I have always been pretty good about not letting social media get in the way of being productive. For whatever reason, I don’t easily fall into the Twitter infinity pool. I discovered in 2020, however, that this super-power does not apply when it comes to the news. Between COVID and everything else 2020 brought, I found myself spinning into multiple hours of reading and consuming news coverage too many times. I thought I had it licked by the end of the year, but last week relieved me of any such delusion.
The Trouble with the News
A certain amount of knowledge of current events is important and can be helpful. From watching the news, I have been inspired to donate money and time to worthwhile causes. I also think it is important, on a personal level, to understand what is going on in the world. When I was growing up, the news was typically a half-hour program viewed by networks as a civic duty more than a profit center.

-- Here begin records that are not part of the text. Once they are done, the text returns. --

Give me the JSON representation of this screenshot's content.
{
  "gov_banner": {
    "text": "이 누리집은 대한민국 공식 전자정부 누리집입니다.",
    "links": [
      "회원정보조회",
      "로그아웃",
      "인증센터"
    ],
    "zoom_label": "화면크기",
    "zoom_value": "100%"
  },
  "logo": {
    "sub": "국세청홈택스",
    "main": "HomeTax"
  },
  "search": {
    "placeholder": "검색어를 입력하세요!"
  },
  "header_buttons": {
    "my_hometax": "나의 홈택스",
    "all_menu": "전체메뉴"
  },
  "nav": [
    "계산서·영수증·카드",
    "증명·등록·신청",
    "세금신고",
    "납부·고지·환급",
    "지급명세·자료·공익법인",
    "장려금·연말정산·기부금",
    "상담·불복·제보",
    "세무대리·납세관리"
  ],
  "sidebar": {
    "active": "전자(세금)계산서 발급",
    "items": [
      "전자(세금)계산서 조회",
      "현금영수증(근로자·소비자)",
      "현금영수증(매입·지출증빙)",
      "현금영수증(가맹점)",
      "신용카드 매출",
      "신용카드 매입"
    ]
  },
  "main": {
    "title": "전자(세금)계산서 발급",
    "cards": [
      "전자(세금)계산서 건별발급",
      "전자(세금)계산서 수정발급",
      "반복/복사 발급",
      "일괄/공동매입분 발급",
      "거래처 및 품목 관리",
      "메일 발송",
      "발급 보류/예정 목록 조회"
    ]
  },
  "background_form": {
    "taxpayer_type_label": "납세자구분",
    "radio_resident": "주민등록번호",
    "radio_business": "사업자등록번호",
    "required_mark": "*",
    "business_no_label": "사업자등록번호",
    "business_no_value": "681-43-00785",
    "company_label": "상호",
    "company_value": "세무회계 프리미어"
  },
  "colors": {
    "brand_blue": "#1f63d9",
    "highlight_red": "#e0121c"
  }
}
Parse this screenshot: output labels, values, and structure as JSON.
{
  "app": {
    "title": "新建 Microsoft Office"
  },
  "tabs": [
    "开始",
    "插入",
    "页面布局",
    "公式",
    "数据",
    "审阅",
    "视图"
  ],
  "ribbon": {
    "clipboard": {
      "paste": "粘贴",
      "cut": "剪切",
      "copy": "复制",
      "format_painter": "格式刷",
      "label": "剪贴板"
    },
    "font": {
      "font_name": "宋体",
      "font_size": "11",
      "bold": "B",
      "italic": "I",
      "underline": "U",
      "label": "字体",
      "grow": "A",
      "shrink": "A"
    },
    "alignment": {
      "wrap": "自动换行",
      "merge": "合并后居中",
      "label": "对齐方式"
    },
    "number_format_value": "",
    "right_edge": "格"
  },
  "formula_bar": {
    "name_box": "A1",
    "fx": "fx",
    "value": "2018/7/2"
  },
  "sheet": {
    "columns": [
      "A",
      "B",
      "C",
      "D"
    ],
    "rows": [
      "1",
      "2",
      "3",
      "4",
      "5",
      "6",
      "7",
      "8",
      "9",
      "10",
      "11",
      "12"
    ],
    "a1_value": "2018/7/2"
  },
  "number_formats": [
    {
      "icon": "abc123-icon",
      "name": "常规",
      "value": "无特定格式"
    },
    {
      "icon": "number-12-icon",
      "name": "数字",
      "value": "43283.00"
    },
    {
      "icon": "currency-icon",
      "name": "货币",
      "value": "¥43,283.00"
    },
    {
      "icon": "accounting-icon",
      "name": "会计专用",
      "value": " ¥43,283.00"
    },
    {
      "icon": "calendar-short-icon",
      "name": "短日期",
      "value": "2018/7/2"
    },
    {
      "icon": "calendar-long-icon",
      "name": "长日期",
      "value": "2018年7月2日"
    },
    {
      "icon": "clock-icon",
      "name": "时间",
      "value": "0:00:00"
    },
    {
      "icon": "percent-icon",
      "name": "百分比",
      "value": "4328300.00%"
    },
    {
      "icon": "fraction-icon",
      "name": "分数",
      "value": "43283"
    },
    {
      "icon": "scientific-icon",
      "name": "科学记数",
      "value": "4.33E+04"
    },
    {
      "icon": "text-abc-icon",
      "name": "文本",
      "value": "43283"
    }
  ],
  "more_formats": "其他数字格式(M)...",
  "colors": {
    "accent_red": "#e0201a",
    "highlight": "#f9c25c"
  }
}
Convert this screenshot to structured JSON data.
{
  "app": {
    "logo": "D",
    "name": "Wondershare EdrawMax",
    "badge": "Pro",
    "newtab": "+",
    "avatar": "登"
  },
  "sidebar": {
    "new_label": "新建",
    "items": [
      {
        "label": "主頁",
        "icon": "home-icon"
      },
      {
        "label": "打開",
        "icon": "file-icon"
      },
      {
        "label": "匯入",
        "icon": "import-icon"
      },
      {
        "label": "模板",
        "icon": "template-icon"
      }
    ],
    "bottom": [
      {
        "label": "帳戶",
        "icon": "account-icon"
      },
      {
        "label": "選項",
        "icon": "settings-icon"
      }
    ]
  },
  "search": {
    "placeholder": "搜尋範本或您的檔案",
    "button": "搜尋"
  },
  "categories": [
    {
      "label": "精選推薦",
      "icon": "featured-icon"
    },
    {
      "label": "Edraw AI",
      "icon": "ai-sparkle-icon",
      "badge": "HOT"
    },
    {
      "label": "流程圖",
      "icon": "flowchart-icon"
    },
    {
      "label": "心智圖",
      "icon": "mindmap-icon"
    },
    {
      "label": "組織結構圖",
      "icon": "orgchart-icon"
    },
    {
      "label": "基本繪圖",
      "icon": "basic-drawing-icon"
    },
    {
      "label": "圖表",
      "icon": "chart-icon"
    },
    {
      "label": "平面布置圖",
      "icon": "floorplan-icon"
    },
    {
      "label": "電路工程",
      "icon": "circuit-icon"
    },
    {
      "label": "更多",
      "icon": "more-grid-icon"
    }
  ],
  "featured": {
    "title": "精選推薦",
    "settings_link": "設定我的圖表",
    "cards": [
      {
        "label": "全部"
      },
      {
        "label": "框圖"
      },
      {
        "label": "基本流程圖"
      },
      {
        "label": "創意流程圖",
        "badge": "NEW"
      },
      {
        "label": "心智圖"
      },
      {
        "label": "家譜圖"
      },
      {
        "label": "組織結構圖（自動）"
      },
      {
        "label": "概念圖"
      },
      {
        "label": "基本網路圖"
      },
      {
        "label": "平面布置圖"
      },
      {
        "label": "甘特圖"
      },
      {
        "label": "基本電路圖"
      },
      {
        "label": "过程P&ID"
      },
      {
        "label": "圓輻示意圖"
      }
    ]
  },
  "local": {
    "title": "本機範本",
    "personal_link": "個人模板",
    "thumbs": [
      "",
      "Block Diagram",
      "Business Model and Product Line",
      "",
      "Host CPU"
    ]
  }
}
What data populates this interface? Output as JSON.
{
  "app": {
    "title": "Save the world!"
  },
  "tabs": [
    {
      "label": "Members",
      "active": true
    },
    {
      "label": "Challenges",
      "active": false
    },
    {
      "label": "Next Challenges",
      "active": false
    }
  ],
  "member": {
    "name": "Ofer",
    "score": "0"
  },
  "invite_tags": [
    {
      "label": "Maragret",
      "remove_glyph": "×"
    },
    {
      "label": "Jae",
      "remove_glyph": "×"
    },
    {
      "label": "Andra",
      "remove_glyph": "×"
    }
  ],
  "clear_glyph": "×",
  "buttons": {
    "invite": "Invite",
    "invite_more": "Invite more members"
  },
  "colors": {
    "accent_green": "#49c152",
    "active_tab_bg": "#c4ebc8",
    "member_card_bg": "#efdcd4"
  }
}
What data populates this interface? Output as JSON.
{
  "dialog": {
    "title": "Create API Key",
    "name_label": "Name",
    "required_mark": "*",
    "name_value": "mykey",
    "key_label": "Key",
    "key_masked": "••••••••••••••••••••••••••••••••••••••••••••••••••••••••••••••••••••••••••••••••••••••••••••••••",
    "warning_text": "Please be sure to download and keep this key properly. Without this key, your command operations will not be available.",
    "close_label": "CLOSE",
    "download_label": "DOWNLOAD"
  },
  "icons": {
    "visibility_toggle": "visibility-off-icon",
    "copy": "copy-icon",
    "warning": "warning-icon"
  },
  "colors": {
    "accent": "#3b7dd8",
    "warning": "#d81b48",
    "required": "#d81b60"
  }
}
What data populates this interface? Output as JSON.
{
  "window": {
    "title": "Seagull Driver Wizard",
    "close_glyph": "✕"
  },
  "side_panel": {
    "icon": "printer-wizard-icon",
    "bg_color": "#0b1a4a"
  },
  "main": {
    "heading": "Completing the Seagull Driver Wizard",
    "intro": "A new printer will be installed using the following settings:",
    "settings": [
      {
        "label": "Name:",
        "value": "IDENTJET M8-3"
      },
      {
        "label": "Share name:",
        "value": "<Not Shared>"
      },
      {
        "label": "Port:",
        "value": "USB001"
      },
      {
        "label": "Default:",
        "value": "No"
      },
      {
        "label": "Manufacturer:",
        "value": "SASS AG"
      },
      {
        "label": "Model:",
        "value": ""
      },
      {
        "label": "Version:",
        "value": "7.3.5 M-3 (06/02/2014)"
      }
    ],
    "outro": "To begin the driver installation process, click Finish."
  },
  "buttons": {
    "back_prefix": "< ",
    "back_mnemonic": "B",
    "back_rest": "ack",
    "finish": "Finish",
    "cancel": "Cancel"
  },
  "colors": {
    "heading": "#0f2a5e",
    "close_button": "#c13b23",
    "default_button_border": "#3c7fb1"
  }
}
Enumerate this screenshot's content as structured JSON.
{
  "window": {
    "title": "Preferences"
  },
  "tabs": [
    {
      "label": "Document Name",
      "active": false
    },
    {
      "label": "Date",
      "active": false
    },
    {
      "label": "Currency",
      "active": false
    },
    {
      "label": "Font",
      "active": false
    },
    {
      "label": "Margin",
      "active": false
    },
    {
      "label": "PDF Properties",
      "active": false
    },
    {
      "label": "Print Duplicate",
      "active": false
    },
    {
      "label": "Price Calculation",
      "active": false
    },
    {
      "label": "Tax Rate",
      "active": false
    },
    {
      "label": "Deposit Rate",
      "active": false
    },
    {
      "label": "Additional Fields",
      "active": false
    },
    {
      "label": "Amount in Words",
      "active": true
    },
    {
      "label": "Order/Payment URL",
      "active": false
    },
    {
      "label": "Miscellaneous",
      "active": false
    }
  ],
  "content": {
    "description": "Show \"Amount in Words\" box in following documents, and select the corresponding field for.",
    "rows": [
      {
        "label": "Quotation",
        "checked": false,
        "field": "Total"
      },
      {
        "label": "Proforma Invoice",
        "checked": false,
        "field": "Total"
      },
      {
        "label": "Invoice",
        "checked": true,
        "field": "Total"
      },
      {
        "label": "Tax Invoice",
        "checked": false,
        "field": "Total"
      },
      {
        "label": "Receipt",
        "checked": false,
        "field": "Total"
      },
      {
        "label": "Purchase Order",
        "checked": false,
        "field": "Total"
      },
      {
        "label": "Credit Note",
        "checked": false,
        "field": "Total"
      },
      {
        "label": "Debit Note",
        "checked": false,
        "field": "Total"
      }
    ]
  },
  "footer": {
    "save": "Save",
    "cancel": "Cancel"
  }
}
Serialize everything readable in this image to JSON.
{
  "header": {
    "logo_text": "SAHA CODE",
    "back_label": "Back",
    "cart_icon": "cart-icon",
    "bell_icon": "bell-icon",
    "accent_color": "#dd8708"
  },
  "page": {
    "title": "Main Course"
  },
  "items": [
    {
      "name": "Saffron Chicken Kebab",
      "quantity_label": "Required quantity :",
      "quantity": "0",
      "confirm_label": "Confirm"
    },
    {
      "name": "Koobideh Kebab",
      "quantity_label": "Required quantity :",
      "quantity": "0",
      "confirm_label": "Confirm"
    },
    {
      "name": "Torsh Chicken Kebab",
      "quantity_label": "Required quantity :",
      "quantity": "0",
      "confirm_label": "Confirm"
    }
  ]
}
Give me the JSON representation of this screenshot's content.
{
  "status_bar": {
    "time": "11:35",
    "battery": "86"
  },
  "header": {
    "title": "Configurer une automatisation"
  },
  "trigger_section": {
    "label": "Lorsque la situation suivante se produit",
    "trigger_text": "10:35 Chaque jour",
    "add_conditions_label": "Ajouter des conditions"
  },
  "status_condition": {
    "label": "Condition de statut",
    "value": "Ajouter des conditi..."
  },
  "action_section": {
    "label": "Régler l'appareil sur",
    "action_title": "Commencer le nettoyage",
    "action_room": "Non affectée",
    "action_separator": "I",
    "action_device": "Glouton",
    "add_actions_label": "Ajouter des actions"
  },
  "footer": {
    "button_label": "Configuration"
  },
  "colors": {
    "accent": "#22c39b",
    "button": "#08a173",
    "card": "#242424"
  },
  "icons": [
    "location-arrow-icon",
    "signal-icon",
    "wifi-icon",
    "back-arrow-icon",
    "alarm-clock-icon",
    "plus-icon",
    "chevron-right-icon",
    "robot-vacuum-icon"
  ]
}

That has changed however. Now there are fully 24/7 networks on whatever band of the political spectrum you want. These networks are built around the premises of sucking you in and keeping you there. It is very much a profit thing, and they are good at winding you up to stick around for that next segment/hour/day.
While some news is good, too much news is bad. There comes a point where you stop learning about current events and instead become zombified by them. Too much news can poison you.
So I’ve started taking steps. First, I put a box around the news. I try to keep news consumption down to 30 minutes a day. There are lots of ways to do this, but one way I’ve found useful is the Reuters app on the Apple TV. You can log into it and get the day’s news boiled down to as little as 10 minutes. It then gives you a summary of national and world news, and once it finishes, it finishes. It doesn’t ask you to stick around.
Another practice I’ve been working on when watching the news is to do a little internal check-in once I turn the news off. “How am I feeling right now?” “How agitated am I?” “If I’m wound up, is there anything I can do to make a difference?” I also try to disconnect after watching the news. I’ll go make some music, pull some weeds in the garden, or take the dog for a walk. Then I can get back to work with a clear head.
If you’re like me and susceptible to the news infinity pool, take some times to build your own box for the news.